Every summer for the last five years, Amy Goodwin’s son and daughter fight over the same thing: a treasured summer visitor from the Bronx named Simone.
“They each wanted to do something different and they each wanted her to do something with them,” said Goodwin, a 38-year-old education technician who lives in Brunswick with her husband and two children, ages 10 and 12.
Goodwin and her family participate in a summer experiences program that, ostensibly, is for the benefit of low-income children from New York City, but which, Goodwin says, is just as enriching to host families like hers.
“My kids count down the days until (Simone) is coming,” she said. “It’s something that has made our summers.”

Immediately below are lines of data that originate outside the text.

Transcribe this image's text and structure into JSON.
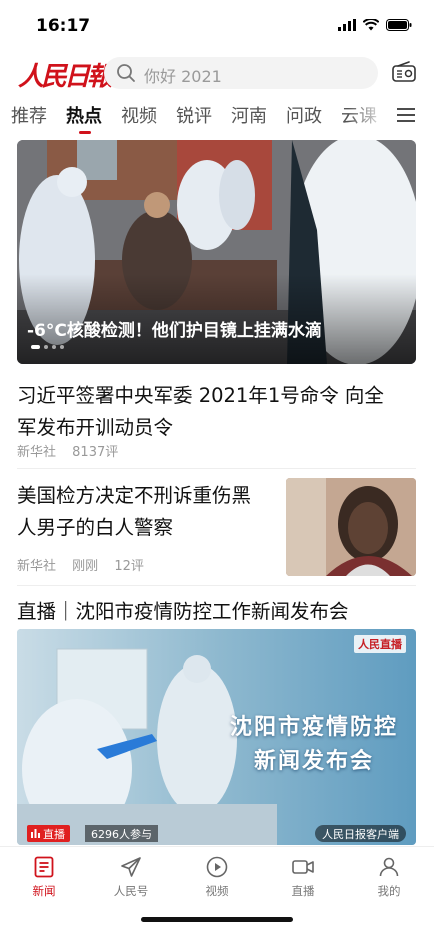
{
  "status_bar": {
    "time": "16:17"
  },
  "header": {
    "logo": "人民日報",
    "search_placeholder": "你好 2021",
    "search_icon": "search-icon",
    "radio_icon": "radio-icon"
  },
  "tabs": [
    {
      "label": "推荐",
      "active": false
    },
    {
      "label": "热点",
      "active": true
    },
    {
      "label": "视频",
      "active": false
    },
    {
      "label": "锐评",
      "active": false
    },
    {
      "label": "河南",
      "active": false
    },
    {
      "label": "问政",
      "active": false
    },
    {
      "label": "云课",
      "active": false
    }
  ],
  "hero": {
    "caption": "-6°C核酸检测！他们护目镜上挂满水滴",
    "slide_count": 4,
    "active_slide": 1
  },
  "news": [
    {
      "title_lines": [
        "习近平签署中央军委 2021年1号命令 向全",
        "军发布开训动员令"
      ],
      "source": "新华社",
      "comments": "8137评"
    },
    {
      "title_lines": [
        "美国检方决定不刑诉重伤黑",
        "人男子的白人警察"
      ],
      "source": "新华社",
      "time": "刚刚",
      "comments": "12评"
    }
  ],
  "live": {
    "title": "直播｜沈阳市疫情防控工作新闻发布会",
    "brand": "人民直播",
    "headline_lines": [
      "沈阳市疫情防控",
      "新闻发布会"
    ],
    "badge": "直播",
    "participants": "6296人参与",
    "source": "人民日报客户端"
  },
  "bottom_nav": [
    {
      "label": "新闻",
      "icon": "news-icon",
      "active": true
    },
    {
      "label": "人民号",
      "icon": "paper-plane-icon",
      "active": false
    },
    {
      "label": "视频",
      "icon": "play-icon",
      "active": false
    },
    {
      "label": "直播",
      "icon": "video-camera-icon",
      "active": false
    },
    {
      "label": "我的",
      "icon": "person-icon",
      "active": false
    }
  ],
  "colors": {
    "accent": "#d0121b",
    "live_red": "#e02020",
    "meta_gray": "#999999"
  }
}
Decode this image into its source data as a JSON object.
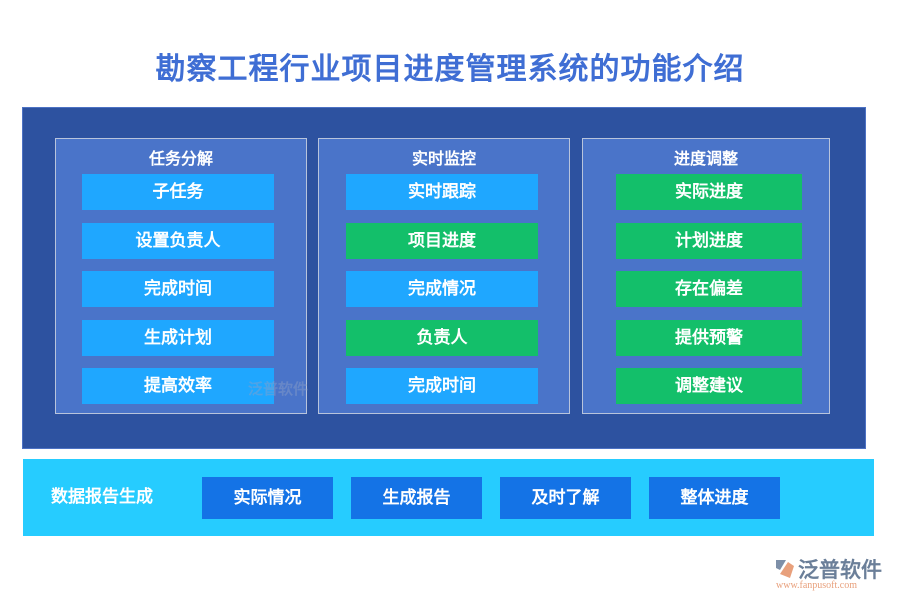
{
  "title": "勘察工程行业项目进度管理系统的功能介绍",
  "colors": {
    "title": "#3f6ed4",
    "panel": "#2d52a0",
    "column": "#4a74c9",
    "blue_item": "#1fa7ff",
    "green_item": "#13bf6a",
    "band": "#26ccff",
    "band_button": "#1473e6"
  },
  "columns": [
    {
      "title": "任务分解",
      "items": [
        {
          "label": "子任务",
          "color": "blue"
        },
        {
          "label": "设置负责人",
          "color": "blue"
        },
        {
          "label": "完成时间",
          "color": "blue"
        },
        {
          "label": "生成计划",
          "color": "blue"
        },
        {
          "label": "提高效率",
          "color": "blue"
        }
      ]
    },
    {
      "title": "实时监控",
      "items": [
        {
          "label": "实时跟踪",
          "color": "blue"
        },
        {
          "label": "项目进度",
          "color": "green"
        },
        {
          "label": "完成情况",
          "color": "blue"
        },
        {
          "label": "负责人",
          "color": "green"
        },
        {
          "label": "完成时间",
          "color": "blue"
        }
      ]
    },
    {
      "title": "进度调整",
      "items": [
        {
          "label": "实际进度",
          "color": "green"
        },
        {
          "label": "计划进度",
          "color": "green"
        },
        {
          "label": "存在偏差",
          "color": "green"
        },
        {
          "label": "提供预警",
          "color": "green"
        },
        {
          "label": "调整建议",
          "color": "green"
        }
      ]
    }
  ],
  "report": {
    "label": "数据报告生成",
    "buttons": [
      "实际情况",
      "生成报告",
      "及时了解",
      "整体进度"
    ]
  },
  "watermark": "泛普软件",
  "logo": {
    "name": "泛普软件",
    "url": "www.fanpusoft.com"
  }
}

The Goodwins are a host family for The Fresh Air Fund, a nonprofit that has, since 1877, placed nearly 2 million children from low-income homes in New York City into its own camps outside the city and into the homes of host families living in the country. The mission of the nonprofit is to give these children a chance to get out of their crowded city environments and play in the outdoors.
Maine, an outdoor enthusiast mecca for hundreds of years, is an ideal location for these inner-city children to visit, said Sheryl Cardozo, director of The Fresh Air Fund’s Friendly Towns program.

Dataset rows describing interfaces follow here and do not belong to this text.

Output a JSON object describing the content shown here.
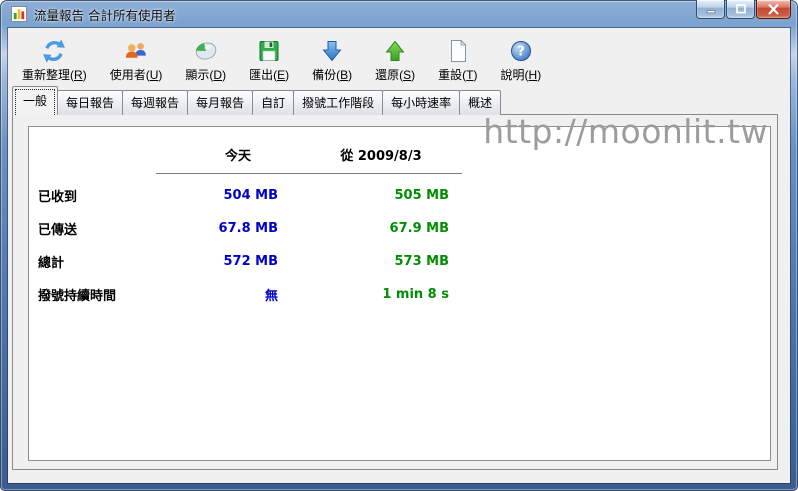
{
  "window": {
    "title": "流量報告 合計所有使用者"
  },
  "watermark": "http://moonlit.tw",
  "toolbar": {
    "accel_open": "(",
    "accel_close": ")",
    "items": [
      {
        "name": "refresh",
        "icon": "refresh-icon",
        "label": "重新整理",
        "key": "R"
      },
      {
        "name": "users",
        "icon": "users-icon",
        "label": "使用者",
        "key": "U"
      },
      {
        "name": "display",
        "icon": "display-icon",
        "label": "顯示",
        "key": "D"
      },
      {
        "name": "export",
        "icon": "export-icon",
        "label": "匯出",
        "key": "E"
      },
      {
        "name": "backup",
        "icon": "backup-icon",
        "label": "備份",
        "key": "B"
      },
      {
        "name": "restore",
        "icon": "restore-icon",
        "label": "還原",
        "key": "S"
      },
      {
        "name": "reset",
        "icon": "reset-icon",
        "label": "重設",
        "key": "T"
      },
      {
        "name": "help",
        "icon": "help-icon",
        "label": "說明",
        "key": "H"
      }
    ]
  },
  "tabs": {
    "items": [
      {
        "name": "general",
        "label": "一般",
        "selected": true
      },
      {
        "name": "daily-report",
        "label": "每日報告",
        "selected": false
      },
      {
        "name": "weekly-report",
        "label": "每週報告",
        "selected": false
      },
      {
        "name": "monthly-report",
        "label": "每月報告",
        "selected": false
      },
      {
        "name": "custom",
        "label": "自訂",
        "selected": false
      },
      {
        "name": "dialup-sessions",
        "label": "撥號工作階段",
        "selected": false
      },
      {
        "name": "hourly-rate",
        "label": "每小時速率",
        "selected": false
      },
      {
        "name": "summary",
        "label": "概述",
        "selected": false
      }
    ]
  },
  "report": {
    "headers": {
      "today": "今天",
      "since": "從 2009/8/3"
    },
    "colors": {
      "today_value": "#0000CC",
      "since_value": "#008F00"
    },
    "rows": [
      {
        "name": "received",
        "label": "已收到",
        "today": "504 MB",
        "since": "505 MB"
      },
      {
        "name": "sent",
        "label": "已傳送",
        "today": "67.8 MB",
        "since": "67.9 MB"
      },
      {
        "name": "total",
        "label": "總計",
        "today": "572 MB",
        "since": "573 MB"
      },
      {
        "name": "dialup-duration",
        "label": "撥號持續時間",
        "today": "無",
        "since": "1 min 8 s"
      }
    ]
  }
}
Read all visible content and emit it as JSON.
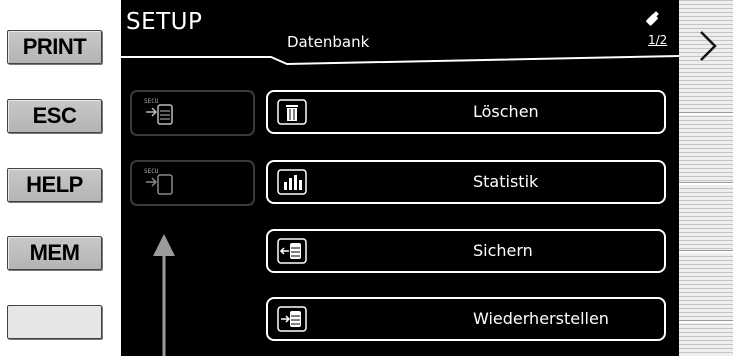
{
  "hardware_keys": [
    {
      "label": "PRINT"
    },
    {
      "label": "ESC"
    },
    {
      "label": "HELP"
    },
    {
      "label": "MEM"
    },
    {
      "label": ""
    }
  ],
  "header": {
    "title": "SETUP",
    "subtitle": "Datenbank",
    "page_indicator": "1/2",
    "usb_icon": "usb-stick-icon"
  },
  "memory_boxes": [
    {
      "text": "SECU",
      "icon": "secu-import-icon"
    },
    {
      "text": "SECU",
      "icon": "secu-export-icon"
    }
  ],
  "buttons": [
    {
      "label": "Löschen",
      "icon": "trash-icon"
    },
    {
      "label": "Statistik",
      "icon": "bar-chart-icon"
    },
    {
      "label": "Sichern",
      "icon": "database-backup-icon"
    },
    {
      "label": "Wiederherstellen",
      "icon": "database-restore-icon"
    }
  ],
  "softkeys": {
    "next_icon": "chevron-right-icon"
  },
  "colors": {
    "screen_bg": "#000000",
    "text": "#ffffff",
    "key_bg": "#c0c0c0"
  }
}
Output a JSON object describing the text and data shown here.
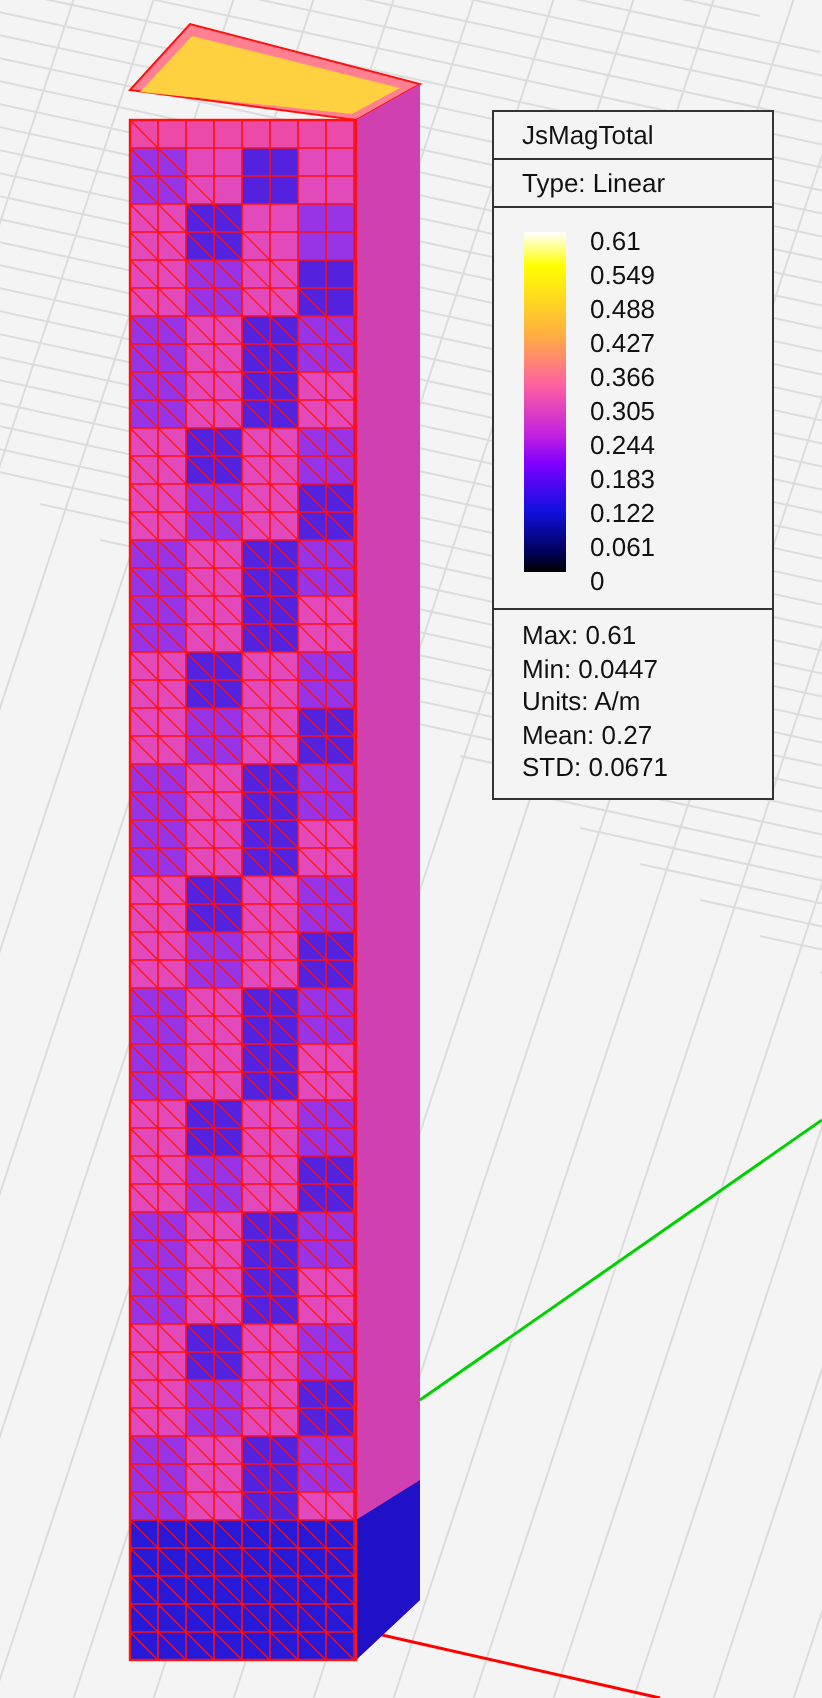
{
  "legend": {
    "title": "JsMagTotal",
    "type": "Type: Linear",
    "ticks": [
      "0.61",
      "0.549",
      "0.488",
      "0.427",
      "0.366",
      "0.305",
      "0.244",
      "0.183",
      "0.122",
      "0.061",
      "0"
    ],
    "stats": [
      "Max: 0.61",
      "Min: 0.0447",
      "Units: A/m",
      "Mean: 0.27",
      "STD: 0.0671"
    ]
  }
}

“It’s a beautiful, beautiful place,” she said. “Our New York City children are so lucky to get to spend the summer. You have everything. You have lakes. You have mountains. You have ocean. You have lobster!”
Last year, 208 families in Maine hosted children from New York City for a week or longer in July and August.
“It’s a cultural exchange that enriches everybody who’s involved,” said Cardozo. Host families report they get more out of the experience than they ever anticipated, she said. Goodwin’s family can attest to that.
COURTESY AMY GOODWIN
They started hosting Simone, now 13, when she was seven (the nonprofit doesn’t divulge participant last names for privacy reasons). She was the family’s first hosting experience and it’s been nothing but terrific, says Goodwin.
“We knew after that first summer we wanted her back and for longer,” she said. “We didn’t have enough time to do all the fun stuff we wanted to do with her.”
The Fresh Air Fund pays for the children’s transportation to Maine and back home, but host families pay for everything else, such as food and whatever activities they do during the visit, said Goodwin. However, there is no expectation that host families offer their visitors expensive experiences.
“It’s about the experience of getting them out of that city,” she said. “As long as they can be outside playing, riding bikes or going swimming—that is the important part—just getting them outside.”
Families do not have to be wealthy to offer those things, she said.
Part of the fun of hosting a child from New York City is that Goodwin and her family get to be tour guides, she said. When Simone is here, she said, her family does touristy things that they wouldn’t normally do.
“It makes us enjoy our state more by having her here,” she said. “We realize what an amazing place we live in.”
When Simone is visiting, the Goodwins take her to the beaches and Portland Head Light, but most of the time is spent doing things that her kids take for granted: swimming in the ocean or in the lake at their “roughing it” camp (the outhouse weirded out Simone at first), eating lobster, going to working farms, running around the backyard.
While lots of fun is had by the Goodwins when Simone visits, Amy Goodwin recognizes how much of a learning experience it is for her family—for her children especially. By getting to know Simone, they learn that not everybody has the same experiences they do or access to the same things—like a backyard to play in, she said.
“It kind of puts things in perspective for my kids and makes them appreciate what they have,” she said.